Contributor Peter Krenn says of his photo above, “This is the old footbridge where the workers walked over the canal to go to work at the mill from Lockhart. The mill is long gone, but the smokestack remains.”
There is an ancient, decaying cemetery (Old Irish Cemetery) between the fish dam and old Indian mound. My 5th great-grandfather is buried there. I just used his information to recently join the TN Andrew Jackson Chapter of the SAR (Sons of the American Revolution). His name is Robert Cowley. He lived to be 96 years old! His information and more about the cemetery and others buried there can be found on findagrave.com.
There is no SAR marker placed by his grave. It is extremely high on my bucket list to contact the regional SAR chapter and make that happen before I die.
Steven M. says
Where did Broadus and Lula Clayton live in Lockhart SC? I have 12 N. 3rd, but I can’t find that house. Thanks!
Kenneth Lee Estes says
William Sealy, I bet you remember my great-grandfather, Claude W. Howard. I had good times in Lockhart back when I was a boy and it was an actual town.
William D. Sealy says
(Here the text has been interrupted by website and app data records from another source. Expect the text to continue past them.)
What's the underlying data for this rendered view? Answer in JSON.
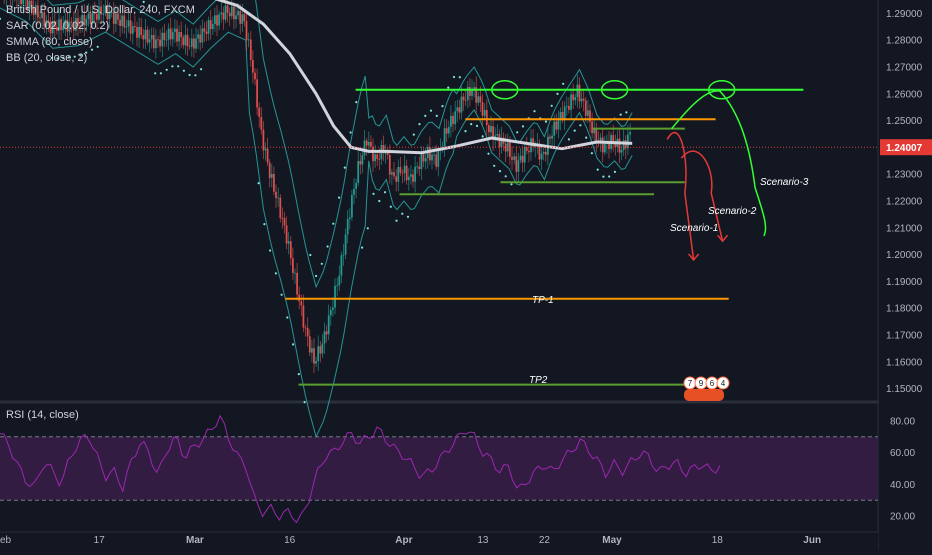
{
  "header": {
    "symbol_line": "British Pound / U.S. Dollar, 240, FXCM",
    "indicators": [
      "SAR (0.02, 0.02, 0.2)",
      "SMMA (80, close)",
      "BB (20, close, 2)"
    ]
  },
  "rsi": {
    "label": "RSI (14, close)",
    "ticks": [
      "80.00",
      "60.00",
      "40.00",
      "20.00"
    ],
    "upper": 70,
    "lower": 30
  },
  "price_axis": {
    "ticks": [
      "1.29000",
      "1.28000",
      "1.27000",
      "1.26000",
      "1.25000",
      "1.24000",
      "1.23000",
      "1.22000",
      "1.21000",
      "1.20000",
      "1.19000",
      "1.18000",
      "1.17000",
      "1.16000",
      "1.15000"
    ],
    "current_price": "1.24007"
  },
  "time_axis": {
    "labels": [
      "eb",
      "17",
      "Mar",
      "16",
      "Apr",
      "13",
      "22",
      "May",
      "18",
      "Jun"
    ]
  },
  "annotations": {
    "scenario_1": "Scenario-1",
    "scenario_2": "Scenario-2",
    "scenario_3": "Scenario-3",
    "tp1": "TP-1",
    "tp2": "TP2"
  },
  "badges": [
    "7",
    "9",
    "6",
    "4"
  ],
  "colors": {
    "background": "#131722",
    "candle_up": "#26a69a",
    "candle_down": "#ef5350",
    "smma": "#d1d4dc",
    "bb": "#2ab4b0",
    "sar": "#7fe8e0",
    "resistance": "#33ff33",
    "orange_level": "#ff9800",
    "support": "#5b9e2f",
    "rsi_line": "#9c27b0",
    "rsi_band": "#3d1f4d",
    "scenario_red": "#e53935",
    "scenario_green": "#33ff33",
    "price_label": "#e53935"
  },
  "chart_data": {
    "type": "candlestick",
    "pair": "British Pound / U.S. Dollar",
    "timeframe": "240",
    "source": "FXCM",
    "ylim": [
      1.145,
      1.295
    ],
    "rsi_ylim": [
      10,
      90
    ],
    "current_price": 1.24007,
    "levels": [
      {
        "name": "resistance",
        "price": 1.2615,
        "start": 0.405,
        "end": 0.915
      },
      {
        "name": "orange-resistance",
        "price": 1.2505,
        "start": 0.53,
        "end": 0.815
      },
      {
        "name": "green-short",
        "price": 1.247,
        "start": 0.675,
        "end": 0.78
      },
      {
        "name": "support-upper",
        "price": 1.227,
        "start": 0.57,
        "end": 0.78
      },
      {
        "name": "support-lower",
        "price": 1.2225,
        "start": 0.455,
        "end": 0.745
      },
      {
        "name": "TP-1",
        "price": 1.1835,
        "start": 0.325,
        "end": 0.83
      },
      {
        "name": "TP2",
        "price": 1.1515,
        "start": 0.34,
        "end": 0.79
      }
    ],
    "price_path": [
      [
        0.0,
        1.3
      ],
      [
        0.03,
        1.295
      ],
      [
        0.06,
        1.285
      ],
      [
        0.09,
        1.286
      ],
      [
        0.12,
        1.291
      ],
      [
        0.15,
        1.285
      ],
      [
        0.18,
        1.279
      ],
      [
        0.2,
        1.283
      ],
      [
        0.22,
        1.278
      ],
      [
        0.24,
        1.285
      ],
      [
        0.26,
        1.291
      ],
      [
        0.28,
        1.288
      ],
      [
        0.29,
        1.27
      ],
      [
        0.3,
        1.245
      ],
      [
        0.31,
        1.23
      ],
      [
        0.32,
        1.218
      ],
      [
        0.33,
        1.205
      ],
      [
        0.34,
        1.188
      ],
      [
        0.35,
        1.172
      ],
      [
        0.36,
        1.16
      ],
      [
        0.37,
        1.167
      ],
      [
        0.38,
        1.18
      ],
      [
        0.39,
        1.195
      ],
      [
        0.4,
        1.215
      ],
      [
        0.41,
        1.232
      ],
      [
        0.42,
        1.243
      ],
      [
        0.43,
        1.235
      ],
      [
        0.44,
        1.24
      ],
      [
        0.45,
        1.228
      ],
      [
        0.46,
        1.232
      ],
      [
        0.47,
        1.228
      ],
      [
        0.48,
        1.234
      ],
      [
        0.49,
        1.238
      ],
      [
        0.5,
        1.235
      ],
      [
        0.51,
        1.246
      ],
      [
        0.52,
        1.252
      ],
      [
        0.53,
        1.258
      ],
      [
        0.54,
        1.262
      ],
      [
        0.55,
        1.256
      ],
      [
        0.56,
        1.246
      ],
      [
        0.57,
        1.243
      ],
      [
        0.58,
        1.24
      ],
      [
        0.59,
        1.233
      ],
      [
        0.6,
        1.238
      ],
      [
        0.61,
        1.242
      ],
      [
        0.62,
        1.236
      ],
      [
        0.63,
        1.245
      ],
      [
        0.64,
        1.251
      ],
      [
        0.65,
        1.256
      ],
      [
        0.66,
        1.261
      ],
      [
        0.67,
        1.254
      ],
      [
        0.68,
        1.244
      ],
      [
        0.69,
        1.24
      ],
      [
        0.7,
        1.243
      ],
      [
        0.71,
        1.239
      ],
      [
        0.72,
        1.245
      ]
    ],
    "smma_path": [
      [
        0.0,
        1.298
      ],
      [
        0.2,
        1.297
      ],
      [
        0.24,
        1.296
      ],
      [
        0.27,
        1.293
      ],
      [
        0.3,
        1.286
      ],
      [
        0.33,
        1.275
      ],
      [
        0.36,
        1.26
      ],
      [
        0.38,
        1.248
      ],
      [
        0.4,
        1.24
      ],
      [
        0.42,
        1.2385
      ],
      [
        0.44,
        1.2385
      ],
      [
        0.48,
        1.238
      ],
      [
        0.52,
        1.2405
      ],
      [
        0.56,
        1.2435
      ],
      [
        0.6,
        1.2415
      ],
      [
        0.64,
        1.2395
      ],
      [
        0.68,
        1.242
      ],
      [
        0.72,
        1.2415
      ]
    ],
    "rsi_path": [
      [
        0.0,
        72
      ],
      [
        0.01,
        65
      ],
      [
        0.02,
        52
      ],
      [
        0.03,
        42
      ],
      [
        0.04,
        38
      ],
      [
        0.05,
        55
      ],
      [
        0.06,
        48
      ],
      [
        0.07,
        40
      ],
      [
        0.08,
        58
      ],
      [
        0.09,
        66
      ],
      [
        0.1,
        72
      ],
      [
        0.11,
        58
      ],
      [
        0.12,
        45
      ],
      [
        0.13,
        48
      ],
      [
        0.14,
        38
      ],
      [
        0.15,
        55
      ],
      [
        0.16,
        67
      ],
      [
        0.17,
        60
      ],
      [
        0.18,
        45
      ],
      [
        0.19,
        62
      ],
      [
        0.2,
        70
      ],
      [
        0.21,
        57
      ],
      [
        0.22,
        63
      ],
      [
        0.23,
        68
      ],
      [
        0.24,
        74
      ],
      [
        0.25,
        83
      ],
      [
        0.26,
        70
      ],
      [
        0.27,
        58
      ],
      [
        0.28,
        52
      ],
      [
        0.29,
        30
      ],
      [
        0.3,
        22
      ],
      [
        0.31,
        25
      ],
      [
        0.32,
        19
      ],
      [
        0.33,
        24
      ],
      [
        0.34,
        15
      ],
      [
        0.35,
        28
      ],
      [
        0.36,
        45
      ],
      [
        0.37,
        58
      ],
      [
        0.38,
        60
      ],
      [
        0.39,
        67
      ],
      [
        0.4,
        72
      ],
      [
        0.41,
        66
      ],
      [
        0.42,
        70
      ],
      [
        0.43,
        75
      ],
      [
        0.44,
        68
      ],
      [
        0.45,
        62
      ],
      [
        0.46,
        58
      ],
      [
        0.47,
        52
      ],
      [
        0.48,
        45
      ],
      [
        0.49,
        48
      ],
      [
        0.5,
        55
      ],
      [
        0.51,
        62
      ],
      [
        0.52,
        68
      ],
      [
        0.53,
        75
      ],
      [
        0.54,
        70
      ],
      [
        0.55,
        60
      ],
      [
        0.56,
        55
      ],
      [
        0.57,
        48
      ],
      [
        0.58,
        52
      ],
      [
        0.59,
        35
      ],
      [
        0.6,
        42
      ],
      [
        0.61,
        48
      ],
      [
        0.62,
        53
      ],
      [
        0.63,
        47
      ],
      [
        0.64,
        56
      ],
      [
        0.65,
        60
      ],
      [
        0.66,
        68
      ],
      [
        0.67,
        62
      ],
      [
        0.68,
        55
      ],
      [
        0.69,
        47
      ],
      [
        0.7,
        53
      ],
      [
        0.71,
        48
      ],
      [
        0.72,
        55
      ],
      [
        0.73,
        60
      ],
      [
        0.74,
        57
      ],
      [
        0.75,
        47
      ],
      [
        0.76,
        52
      ],
      [
        0.77,
        54
      ],
      [
        0.78,
        47
      ],
      [
        0.79,
        50
      ],
      [
        0.8,
        53
      ],
      [
        0.81,
        48
      ],
      [
        0.82,
        52
      ]
    ]
  }
}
My family moved to Lockhart area in the Fall of 1941. From about 1943 until 1954 I carried lunch to some of the mill employees on the first and second shifts. Thus I made many steps across the canal bridge. In April 1954 I became a “card tender” in the mill and this job continued until about mid August 1957. As I looked at these pictures today, they brought back many memories. I’m sure there are not many that would remember me and probably none that would recognize me in the little town at this time. A lot has changed in the last 60 years. May God bless all that see these pictures and especially those with memories of walking this part of God’s great earth.